It is Joseph Attah, Deputy Comptroller of Customs (DC), who has been going around several places in Nigeria, and who has also explained the benefits of the recently approved customs modernization project, telling journalists that there is nothing to fear about the latest project.
In an interview with newsmen, he clarifies his role as the deputy comptroller of customs and the national relations officer of the organization. He is solely responsible for sensitizing stakeholders and others about the latest occurrences in the customs and makes plans for new implementations.
Attah clarifies that e-customs is part of the ongoing modernization of the service in Nigeria, calling it an end to the automation of custom processes and procedures. According to him, the World Customs Organization (WCO) encourages every member state to seek collaboration and emerging technology in modernizing their operations.
Of course, the Nigerian customs service has always been on the lookout for new ways of using technology to benefit Nigerians, while engaging partners and stakeholders. Having presented it to members of the public, it is a positive move to make e-customs the approved means of ensuring global best practices.
The new project will run for 20 years and be powered by the Public-Private Partnership (PPP) program. The funding for this project will run into billions of dollars. The consortium of firms will gradually recoup their investments as time goes by.
e-customs service for Nigerian customs will include installation of non-intrusive equipment such as scanners on all entry points, e-Ports, e-logistic monitoring, cargo tracking, which also suggests that customs service will gradually migrate from manual services to electronic.

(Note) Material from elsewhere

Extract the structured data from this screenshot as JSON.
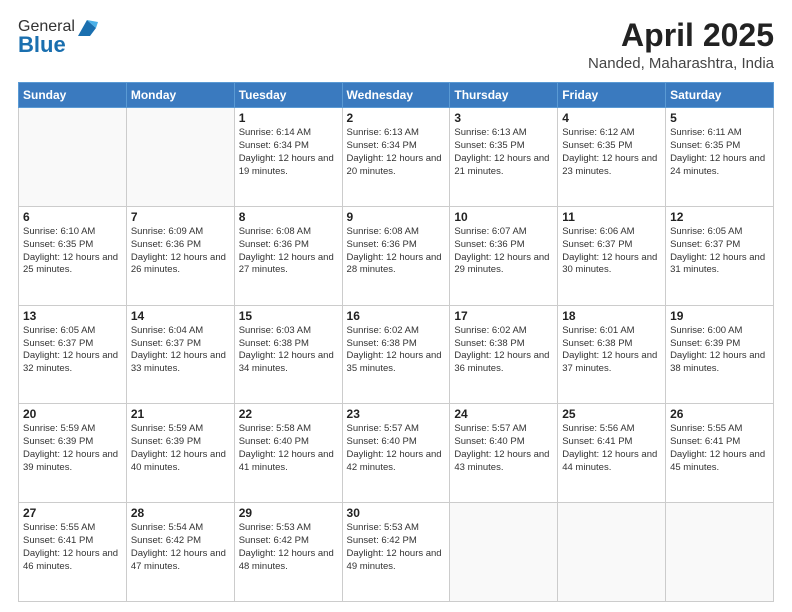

Agents will still operate normally the way they operate, said Attah, but the entire process will go through automation. Many of the things that cause frictions, such as physical intervention, delays, complaints, and other vices will be greatly reduced.